Task objective: Wherever the word "JSON" occurs in the listing below, copy that whole line.

Records for this exercise:
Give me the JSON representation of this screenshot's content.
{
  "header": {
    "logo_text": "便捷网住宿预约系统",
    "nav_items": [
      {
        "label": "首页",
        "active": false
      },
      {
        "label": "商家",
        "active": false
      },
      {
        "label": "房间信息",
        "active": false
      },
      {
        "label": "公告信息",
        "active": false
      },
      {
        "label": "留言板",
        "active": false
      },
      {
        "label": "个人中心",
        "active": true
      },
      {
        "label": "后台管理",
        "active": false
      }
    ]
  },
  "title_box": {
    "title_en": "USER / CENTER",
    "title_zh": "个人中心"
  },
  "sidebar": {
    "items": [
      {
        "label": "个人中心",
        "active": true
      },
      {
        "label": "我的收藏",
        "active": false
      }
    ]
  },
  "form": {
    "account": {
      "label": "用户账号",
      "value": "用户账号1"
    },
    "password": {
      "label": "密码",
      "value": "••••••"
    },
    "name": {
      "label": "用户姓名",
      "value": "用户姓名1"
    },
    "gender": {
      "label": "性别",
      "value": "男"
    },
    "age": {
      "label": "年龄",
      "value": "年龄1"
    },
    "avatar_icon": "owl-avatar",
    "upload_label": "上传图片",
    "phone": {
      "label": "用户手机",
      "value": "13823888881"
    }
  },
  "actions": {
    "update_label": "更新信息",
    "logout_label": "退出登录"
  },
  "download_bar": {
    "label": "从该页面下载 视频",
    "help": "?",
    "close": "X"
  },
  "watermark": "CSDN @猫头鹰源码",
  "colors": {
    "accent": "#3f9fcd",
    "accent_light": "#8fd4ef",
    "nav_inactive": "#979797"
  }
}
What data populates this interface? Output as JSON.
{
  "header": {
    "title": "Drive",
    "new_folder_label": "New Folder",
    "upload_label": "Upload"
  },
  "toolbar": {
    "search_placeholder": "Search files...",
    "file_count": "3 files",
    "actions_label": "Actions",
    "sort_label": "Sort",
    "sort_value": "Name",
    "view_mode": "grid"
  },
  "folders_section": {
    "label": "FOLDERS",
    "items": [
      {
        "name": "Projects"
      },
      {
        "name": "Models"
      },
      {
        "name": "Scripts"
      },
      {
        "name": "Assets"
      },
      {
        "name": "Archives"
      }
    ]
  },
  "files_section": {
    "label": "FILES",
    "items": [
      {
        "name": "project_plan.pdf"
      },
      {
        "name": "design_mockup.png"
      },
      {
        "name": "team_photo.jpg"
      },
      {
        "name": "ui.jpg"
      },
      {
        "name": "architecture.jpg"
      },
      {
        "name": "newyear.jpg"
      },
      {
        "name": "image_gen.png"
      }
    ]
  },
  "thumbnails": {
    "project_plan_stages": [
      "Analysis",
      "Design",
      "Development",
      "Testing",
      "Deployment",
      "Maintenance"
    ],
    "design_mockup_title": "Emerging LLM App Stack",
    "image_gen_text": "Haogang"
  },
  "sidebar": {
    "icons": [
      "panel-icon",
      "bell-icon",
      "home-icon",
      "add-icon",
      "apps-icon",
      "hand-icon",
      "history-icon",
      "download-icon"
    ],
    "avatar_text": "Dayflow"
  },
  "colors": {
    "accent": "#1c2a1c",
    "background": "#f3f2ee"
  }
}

Worked solution:
Give me the JSON representation of this screenshot's content.
What data populates this interface? Output as JSON.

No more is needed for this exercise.